Updated: May 27
We know how our varieties perform in trial but what’s even more important is how they perform on farm, and that’s where our Growers Club comes in.
We recently caught up with new member Marcus Struthers, arable manager on a large in-hand and contract farming operation on the Rutland Leicestershire border.
Tyler Farms, Redhill Farm, Barrowden, Oakham, Rutland
Area farmed: 1,100 hectares
Soil types: Sandy silt loam to clay loam
Key crops: winter wheat, winter and spring beans, spring wheat, winter and spring oats, winter barley, sugar beet, grass
Typical cultivations: Some ploughing before beans and sugar beet, targeted cultivations, direct drilling
RAGT varieties: RGT Lantern
Other enterprises: 2200 ewe flock plus 200ha grass
A move to Tyler Farms 12 months ago has proved to be right up Marcus Struthers’ street, giving him the chance to develop more sustainable methods of production with the owners of the business.
Much of the land in the area has been cropped with two wheats and rape for many years. Yields have historically been very good, but flea beetle and grassweeds, particularly blackgrass, have become a problem in some areas, requiring a change in the cropping rotation.
Tyler Farms, owned by Charles and Richard Tyler who remain hands-on in the business, consists of 350ha of owned land and 750ha of contracted land. Performance cannot be sacrificed for the sake of change – landlords’ returns as well as those on the home farm have to be maintained and hopefully improved as new techniques bed in.
“We are now trying to regenerate the farms,” says Marcus, who as arable manager is responsible for day-to-day management. “We are slowly implementing a direct drilling and Controlled Traffic Farming regime, which is a passion of mine.
“It’s not click your fingers and change overnight – we are doing trials here and there so we don’t sacrifice yield, and every decision has to stack up financially as well as agronomically.
“The landowners we work for are open to the idea – they’ve worked with Charles and Richard for many years so are keen to follow what they’ve set out to achieve.”
The rotation has been widened considerably, using cover crops and spring cropping to augment what was a largely winter cropped rotation. Winter wheat remains the biggest crop at 3-400 ha depending on the season, with spring wheats accounting for around 200ha. Winter and spring beans (100-200ha) and sugar beet (about 60ha) are other key crops, with winter barley and winter or spring oats making up the balance.
Second wheats are grown, but will be replaced with a cover crop/spring wheat sequence if blackgrass is a problem. “We’re not 100% on top of the problem, but we have enough options to stay ahead,” says Marcus.
“We aim to establish a cover crop ahead of spring wheat and spring oats and before about half the beans. I’ll use a black oat and vetch mix with some extra spring oats ahead of spring wheat on lighter land which we graze off with sheep, and black oats, phacelia, linseed and vetch elsewhere.” The aim is to establish these as early as possible, following the combine with shallow disc cultivator with a seedbox.
Marcus’s farming career began on the family farm in Bedfordshire and he gained experience in no-till farming at LE Barnes in Bedfordshire and the Courteenhall Farms in Northamptonshire, where he became arable manager, before moving to Tyler Farms.

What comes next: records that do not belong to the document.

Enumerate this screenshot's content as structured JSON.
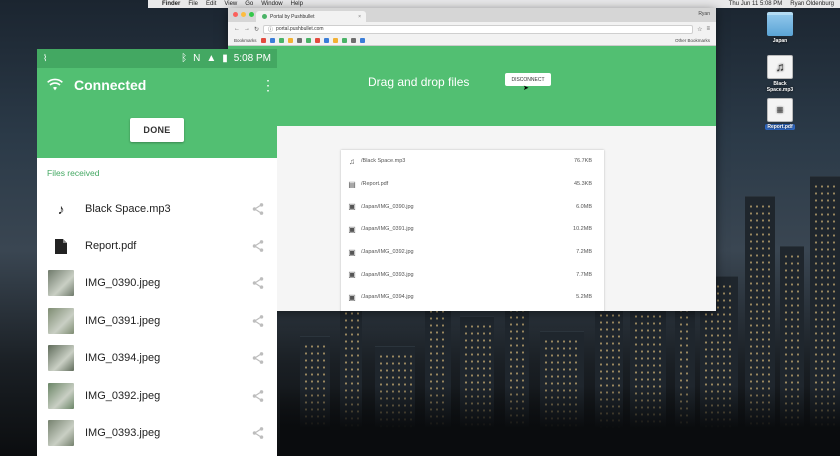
{
  "mac": {
    "menubar": {
      "apple_glyph": "",
      "items": [
        "Finder",
        "File",
        "Edit",
        "View",
        "Go",
        "Window",
        "Help"
      ],
      "clock": "Thu Jun 11  5:08 PM",
      "user": "Ryan Oldenburg"
    },
    "desktop_icons": [
      {
        "label": "Japan",
        "icon": "folder-icon"
      },
      {
        "label": "Black Space.mp3",
        "icon": "audio-file-icon"
      },
      {
        "label": "Report.pdf",
        "icon": "pdf-file-icon"
      }
    ]
  },
  "browser": {
    "tab_title": "Portal by Pushbullet",
    "tab_close": "×",
    "profile": "Ryan",
    "url": "portal.pushbullet.com",
    "bookmarks_label": "Bookmarks",
    "other_bookmarks": "Other Bookmarks",
    "bookmark_colors": [
      "#e34b3f",
      "#3b7dd8",
      "#4ab367",
      "#f2b134",
      "#6e6e6e",
      "#4ab367",
      "#e34b3f",
      "#3b7dd8",
      "#f2b134",
      "#4ab367",
      "#6e6e6e",
      "#3b7dd8"
    ],
    "traffic_lights": [
      "#fc605b",
      "#fdbc40",
      "#34c84a"
    ]
  },
  "portal": {
    "header_text": "Drag and drop files",
    "disconnect_label": "DISCONNECT",
    "accent_color": "#52bf72",
    "files": [
      {
        "icon": "music-icon",
        "name": "/Black Space.mp3",
        "size": "76.7KB"
      },
      {
        "icon": "document-icon",
        "name": "/Report.pdf",
        "size": "45.3KB"
      },
      {
        "icon": "image-icon",
        "name": "/Japan/IMG_0390.jpg",
        "size": "6.0MB"
      },
      {
        "icon": "image-icon",
        "name": "/Japan/IMG_0391.jpg",
        "size": "10.2MB"
      },
      {
        "icon": "image-icon",
        "name": "/Japan/IMG_0392.jpg",
        "size": "7.2MB"
      },
      {
        "icon": "image-icon",
        "name": "/Japan/IMG_0393.jpg",
        "size": "7.7MB"
      },
      {
        "icon": "image-icon",
        "name": "/Japan/IMG_0394.jpg",
        "size": "5.2MB"
      }
    ]
  },
  "phone": {
    "status_time": "5:08 PM",
    "status_bar_color": "#43a862",
    "title": "Connected",
    "done_label": "DONE",
    "section_label": "Files received",
    "files": [
      {
        "name": "Black Space.mp3",
        "kind": "music-icon"
      },
      {
        "name": "Report.pdf",
        "kind": "document-icon"
      },
      {
        "name": "IMG_0390.jpeg",
        "kind": "thumbnail",
        "thumb_color": "#6f7a6b"
      },
      {
        "name": "IMG_0391.jpeg",
        "kind": "thumbnail",
        "thumb_color": "#7e8c72"
      },
      {
        "name": "IMG_0394.jpeg",
        "kind": "thumbnail",
        "thumb_color": "#5f6b5a"
      },
      {
        "name": "IMG_0392.jpeg",
        "kind": "thumbnail",
        "thumb_color": "#6a8566"
      },
      {
        "name": "IMG_0393.jpeg",
        "kind": "thumbnail",
        "thumb_color": "#75816e"
      }
    ]
  }
}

Marcus studied for a diploma at Moulton College and also spent two years in New Zealand working with seed crops.
Cultivations are targeted to need. Land is generally ploughed ahead of beans and before and after sugar beet. Elsewhere soil is moved as necessary, particularly ahead of second wheat, but the farm is moving into direct drilling to help improve soils and reduce establishment costs.
“Anything drilled in spring is direct drilled, as is first wheat behind beans, and we’ve tried it on winter barley this season which look very well. We might look to direct drill a few more crops in the autumn, especially given where fuel/running costs are going.
“But the ground has to be set up right, so using a cover crop/spring crop sequence ahead of the autumn direct-drilled crop looks like a nice follow on.”
Marcus is also trialling 100ha of clover understorey, mainly on the home farm in the six-year sugar beet/five spring wheats rotation, drilled with the first cereal after beet.
Crops this season are generally looking good, says Marcus. “We did have bit of a problem in the dry autumn getting a good weed chit before drilling, and it’s been a slow spring. But things have picked up although if we don’t get a decent amount of moisture soon it might be a different story.”
Good disease resistance and standing power are key when choosing winter wheats. RGT Lantern is being grown as a second wheat on heavier land. “I grew the variety for seed at the previous farm and really liked it. I think it’s the number one wheat in this situation – it tillers well and has a prostrate growth habit which helps smother weeds.”
The ability to speak directly to people who know their varieties inside out is one reason Marcus has joined the RAGT Growers Club. “We don’t jump in and out of varieties, but we always keep half an eye out, and this seems to be a good way of opening up more information and fresh ideas from a new source.”